Andrew Johnson, the seventeenth President of the United States, who took Lincoln’s place, meant to do what was right; but he had never expected to be President, and was thrust into that position at a very uncomfortable time. He had been a poor boy, and was forced to work so hard at his trade as tailor that he had little time left to spend on books. Still, he did his very best, and was not ashamed to learn to write even after his marriage.
His efforts to improve were constant, and they met with such success that he was elected to share with Lincoln the highest place in the United States. Unfortunately, however, Johnson was not born with Lincoln’s tact, and, while honest and good, was so outspoken and obstinate that he made many enemies.
No sooner had the Union army been reviewed and disbanded than President Johnson made a proclamation, offering full pardon to most of the people in the Southern states, if they would faithfully promise to “support, protect, and defend the Union.”
He also put an end to the blockade, allowed trade to begin again, ordered the mails distributed all through the country once more, the laws obeyed, and the taxes collected. He also said that the Southern states could resume their places in the Union as soon as they elected men who would be true to the government.
But when Congress met, shortly after this, it did not approve of what Johnson had done. A quarrel began, therefore, between President and Congress, which grew worse and worse as time went on. The President wanted the Southern states readmitted right away; but Congress said they should not come back until the Negroes were properly protected in their new rights.
The result of this quarrel was that Congress passed bills which Johnson vetoed. Still, they were passed again by a vote of two to one, and thus became laws without his consent. But Johnson vetoed so many bills, first and last, that his enemies called him “Sir Veto.”
Congress also decreed that no Southern state should join the Union again unless it promised to give up all secession ideas, to protect the Negroes and let them vote, and never to pay the Confederate war debt, or ask the nation to pay it. Besides, Congress insisted that no Southerner should be elected to office who could not make oath that he had taken no part in the Civil War against the United States.

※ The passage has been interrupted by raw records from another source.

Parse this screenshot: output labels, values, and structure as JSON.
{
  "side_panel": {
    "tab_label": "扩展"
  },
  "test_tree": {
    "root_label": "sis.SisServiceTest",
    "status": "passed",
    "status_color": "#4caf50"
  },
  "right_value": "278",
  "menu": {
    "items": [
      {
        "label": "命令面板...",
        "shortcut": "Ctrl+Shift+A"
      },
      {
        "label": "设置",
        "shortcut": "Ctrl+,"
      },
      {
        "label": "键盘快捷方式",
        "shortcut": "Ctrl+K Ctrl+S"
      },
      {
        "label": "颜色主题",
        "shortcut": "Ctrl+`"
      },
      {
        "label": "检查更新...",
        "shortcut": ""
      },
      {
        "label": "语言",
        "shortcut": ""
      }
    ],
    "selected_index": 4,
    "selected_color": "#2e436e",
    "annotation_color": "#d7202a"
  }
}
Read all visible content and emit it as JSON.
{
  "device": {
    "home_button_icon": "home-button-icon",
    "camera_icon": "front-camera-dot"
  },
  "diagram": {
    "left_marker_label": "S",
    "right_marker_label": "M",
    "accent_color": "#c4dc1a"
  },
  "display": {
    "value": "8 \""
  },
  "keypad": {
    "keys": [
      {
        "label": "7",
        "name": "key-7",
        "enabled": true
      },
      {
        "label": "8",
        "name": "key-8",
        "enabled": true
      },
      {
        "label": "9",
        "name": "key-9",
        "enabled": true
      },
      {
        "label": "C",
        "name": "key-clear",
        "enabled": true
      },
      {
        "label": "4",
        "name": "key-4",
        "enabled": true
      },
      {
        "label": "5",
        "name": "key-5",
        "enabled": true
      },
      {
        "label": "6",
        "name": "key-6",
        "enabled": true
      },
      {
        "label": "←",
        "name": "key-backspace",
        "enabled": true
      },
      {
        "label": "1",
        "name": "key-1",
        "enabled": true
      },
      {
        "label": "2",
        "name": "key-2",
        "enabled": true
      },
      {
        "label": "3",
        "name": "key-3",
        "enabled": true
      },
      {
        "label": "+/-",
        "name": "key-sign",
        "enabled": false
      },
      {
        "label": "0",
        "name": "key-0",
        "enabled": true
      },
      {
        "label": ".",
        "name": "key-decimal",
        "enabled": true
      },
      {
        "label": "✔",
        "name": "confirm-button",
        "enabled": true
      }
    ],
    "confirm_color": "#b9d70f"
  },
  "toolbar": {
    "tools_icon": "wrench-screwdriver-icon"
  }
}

This was very unwise, for most of the respectable Southern men had been in the army. When they heard what was required before they could again hold office, they naturally cried out against what they called the “ironclad” oath. Still, as they could not take it, they were shut out of office. Positions of great trust and importance were, therefore, filled by men from the North, who in most cases had no property in the South except what they brought in their traveling bags. Hence they are generally known as “carpetbaggers.” These men were elected mostly by the colored people, who, as yet, had not received any education, and hence could not make a wise choice, and by a small class of Southern people, called “scalawags,” because they were so dishonest that they would cast their votes for any one who paid them for it.
In spite of these unhappy conditions, eight out of the; eleven seceded states soon managed to get back into the Union; but for years Southerners suffered more than words can tell from bad state government. Such was the disorder, that United States troops had to be stationed there to keep peace. But their presence, in many cases, only made matters worse. Besides, police work was just as distasteful to the soldiers as it was to the people, so both parties felt unhappy and sore.
By this time the quarrel between President and Congress had grown so bitter that the House of Representatives impeached him,—that is, accused him of acting against the law and making a bad use of his power. Johnson was therefore called before the Senate, where he was tried: But before he could be put out of office two thirds of the votes had to be against him. One vote proved lacking to make up this count, so he remained President to the end of his term, although he and Congress were now sworn foes.
On Christmas Day, 1868,—to the relief of the whole nation,—full and unconditional pardon was granted to all who had taken any part whatever in the war. This was a move in the right direction, and was followed, before long, by an act of Congress allowing most of the ex–Confederates to hold office again. The better class of the Southern people, now able to take part in public affairs, worked hard to redeem their states, and their noble efforts were soon rewarded. The years which followed the Civil War are generally known as the time of Reconstruction, or rebuilding the governments of the Southern states.